In addition, high-carbohydrate diets produced shorter sleep latencies than the other diets, especially the control diet (P < .03). In fact, the researchers found that if the pilots ate the high-carbohydrate diet, they seemed to sleep better, fall asleep quicker, and wake up less often.
The response time on the Sternberg test of short-term memory was significantly faster for participants who ate the high-fat diet (P < .05) than for those who ate the protein and control diets, especially at higher memory loads. No significant impact was observed on the Vandenberg test.
"We're certainly not saying you always have to eat high fat," said Glenda Lindseth. "The take-away message is that a diet that is well balanced and has a lot of carbohydrates and a reasonable amount of fat in it is best for pilots to perform well cognitively."
"These results can make significant contributions to understanding the effects of diet on cognition and performance and may, therefore, decrease the number of errors due to human factors for the war fighter," she added. The investigators are planning a follow-up study to confirm their findings.
Findings Likely Generalizeable
In an interview with Medscape Psychiatry, Karen Tountas, PhD, MHRF conference chair and the event's peer-reviewed medical research program manager, said: "I think this is a very exciting study. They've focused on working with pilots but anything we can find out about diet and its relationship to cognition [will likely] translate across all people. [This study] does open up avenues of more questions to be asked." Dr. Tountas was not associated with the trial.
She said that others reading these results should take into consideration who their particular patients are. "There are a lot of other different end points. Is it cognition that [the clinician] is looking at? Is it weight? Is it a combination of those 2? I think that it would be important for [clinicians] to get a broader picture of that before making a decision for their own patient population."
"We know the brain's primary source of energy is glucose — that is sugar, just straight sugar," Captain E. Melissa Kaime, MD, director of the Congressionally Directed Medical Research Programs (CDMRP), part of the US Army Medical Research and Materiel Command, told Medscape Psychiatry.
"In some ways it shouldn't surprise us that a diet high in carbohydrates is good for the brain because that's the glucose it needs. But we all know that there are other problems in society too, such as an obesity epidemic. So we want to certainly feed the brain but we don't want to overfeed it or the rest of the body." Captain Kaime was not involved in the study.
"Pilots use higher executive-functioning parts of their brains, and this study was testing these highly trained pilots at their maximum cognitive stress," added Captain Kaime.
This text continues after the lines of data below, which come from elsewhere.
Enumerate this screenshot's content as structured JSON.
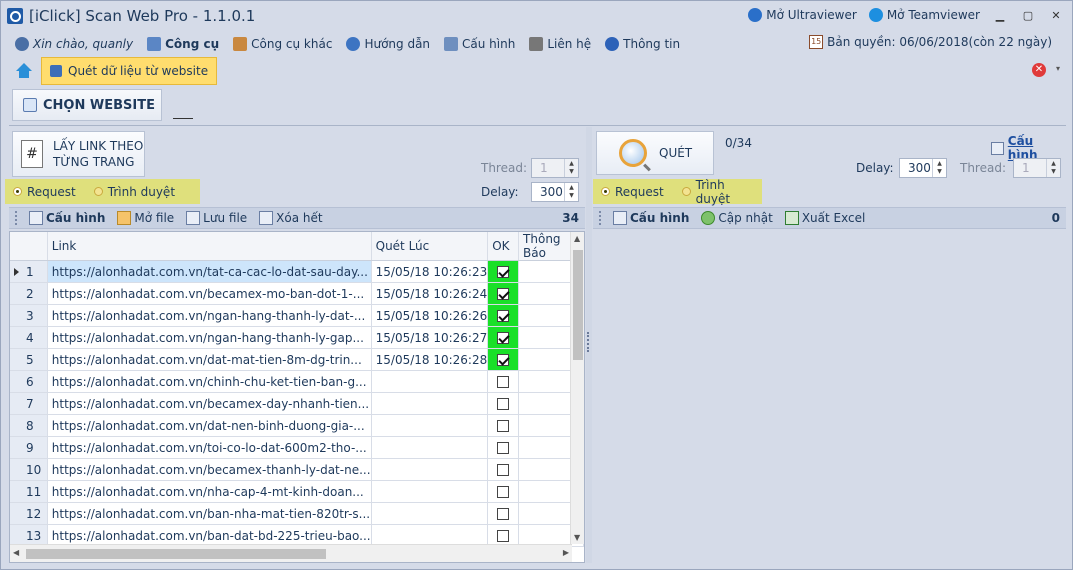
{
  "window": {
    "title": "[iClick] Scan Web Pro - 1.1.0.1",
    "ultraviewer": "Mở Ultraviewer",
    "teamviewer": "Mở Teamviewer",
    "min": "▁",
    "max": "▢",
    "close": "✕"
  },
  "menu": {
    "greeting": "Xin chào, quanly",
    "tools": "Công cụ",
    "other_tools": "Công cụ khác",
    "guide": "Hướng dẫn",
    "config": "Cấu hình",
    "contact": "Liên hệ",
    "info": "Thông tin",
    "license": "Bản quyền: 06/06/2018(còn 22 ngày)",
    "cal_day": "15"
  },
  "tabs": {
    "active": "Quét dữ liệu từ website",
    "close": "✕",
    "dropdown": "▾"
  },
  "toolbar_top": {
    "choose_website": "CHỌN WEBSITE"
  },
  "left": {
    "get_links_line1": "LẤY LINK THEO",
    "get_links_line2": "TỪNG TRANG",
    "doc_glyph": "#",
    "radio_request": "Request",
    "radio_browser": "Trình duyệt",
    "thread_label": "Thread:",
    "thread_value": "1",
    "delay_label": "Delay:",
    "delay_value": "300",
    "tb_config": "Cấu hình",
    "tb_open": "Mở file",
    "tb_save": "Lưu file",
    "tb_delete": "Xóa hết",
    "count": "34",
    "columns": [
      "Link",
      "Quét Lúc",
      "OK",
      "Thông Báo"
    ],
    "rows": [
      {
        "n": "1",
        "link": "https://alonhadat.com.vn/tat-ca-cac-lo-dat-sau-day...",
        "time": "15/05/18 10:26:23",
        "ok": true
      },
      {
        "n": "2",
        "link": "https://alonhadat.com.vn/becamex-mo-ban-dot-1-...",
        "time": "15/05/18 10:26:24",
        "ok": true
      },
      {
        "n": "3",
        "link": "https://alonhadat.com.vn/ngan-hang-thanh-ly-dat-...",
        "time": "15/05/18 10:26:26",
        "ok": true
      },
      {
        "n": "4",
        "link": "https://alonhadat.com.vn/ngan-hang-thanh-ly-gap...",
        "time": "15/05/18 10:26:27",
        "ok": true
      },
      {
        "n": "5",
        "link": "https://alonhadat.com.vn/dat-mat-tien-8m-dg-trin...",
        "time": "15/05/18 10:26:28",
        "ok": true
      },
      {
        "n": "6",
        "link": "https://alonhadat.com.vn/chinh-chu-ket-tien-ban-g...",
        "time": "",
        "ok": false
      },
      {
        "n": "7",
        "link": "https://alonhadat.com.vn/becamex-day-nhanh-tien...",
        "time": "",
        "ok": false
      },
      {
        "n": "8",
        "link": "https://alonhadat.com.vn/dat-nen-binh-duong-gia-...",
        "time": "",
        "ok": false
      },
      {
        "n": "9",
        "link": "https://alonhadat.com.vn/toi-co-lo-dat-600m2-tho-...",
        "time": "",
        "ok": false
      },
      {
        "n": "10",
        "link": "https://alonhadat.com.vn/becamex-thanh-ly-dat-ne...",
        "time": "",
        "ok": false
      },
      {
        "n": "11",
        "link": "https://alonhadat.com.vn/nha-cap-4-mt-kinh-doan...",
        "time": "",
        "ok": false
      },
      {
        "n": "12",
        "link": "https://alonhadat.com.vn/ban-nha-mat-tien-820tr-s...",
        "time": "",
        "ok": false
      },
      {
        "n": "13",
        "link": "https://alonhadat.com.vn/ban-dat-bd-225-trieu-bao...",
        "time": "",
        "ok": false
      }
    ]
  },
  "right": {
    "scan_label": "QUÉT",
    "progress": "0/34",
    "config_link": "Cấu hình",
    "delay_label": "Delay:",
    "delay_value": "300",
    "thread_label": "Thread:",
    "thread_value": "1",
    "radio_request": "Request",
    "radio_browser": "Trình duyệt",
    "tb_config": "Cấu hình",
    "tb_update": "Cập nhật",
    "tb_export": "Xuất Excel",
    "count": "0"
  },
  "colors": {
    "ok_green": "#19e028",
    "radio_band": "#dfe07c",
    "active_tab": "#ffdd6e",
    "selected_cell": "#cde5fb"
  }
}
"This is the first look at a new way of science, of looking to see: What does the brain need? So the next step is going to be: What dose now? What schedule? If you need glucose, is it 10 minutes before the stress test of the brain or is it a continuous diet of glucose? Like all good studies, this one brings up more questions than it answers."
"We're trying so hard to keep people healthy and we want the magic bullet — the 1 pill or the 1 vaccine that fixes everything." Captain Kaime said that this study is just 1 more that says the solution "is in your diet. And that is actually good news. Because if the solutions are . . . common sense and practical and available, [something] that you don't have to go out and buy with a prescription and that is at your fingertips anyway, that just makes it all the more powerful."
This study was funded by the CDMRP of the US Department of Defense. The Lindseths, Dr. Tountas, and Captain Kaime have disclosed no relevant financial relationships.
Military Health Research Forum (MHRF) 2009: Abstract P16-9. Presented September 1, 2009.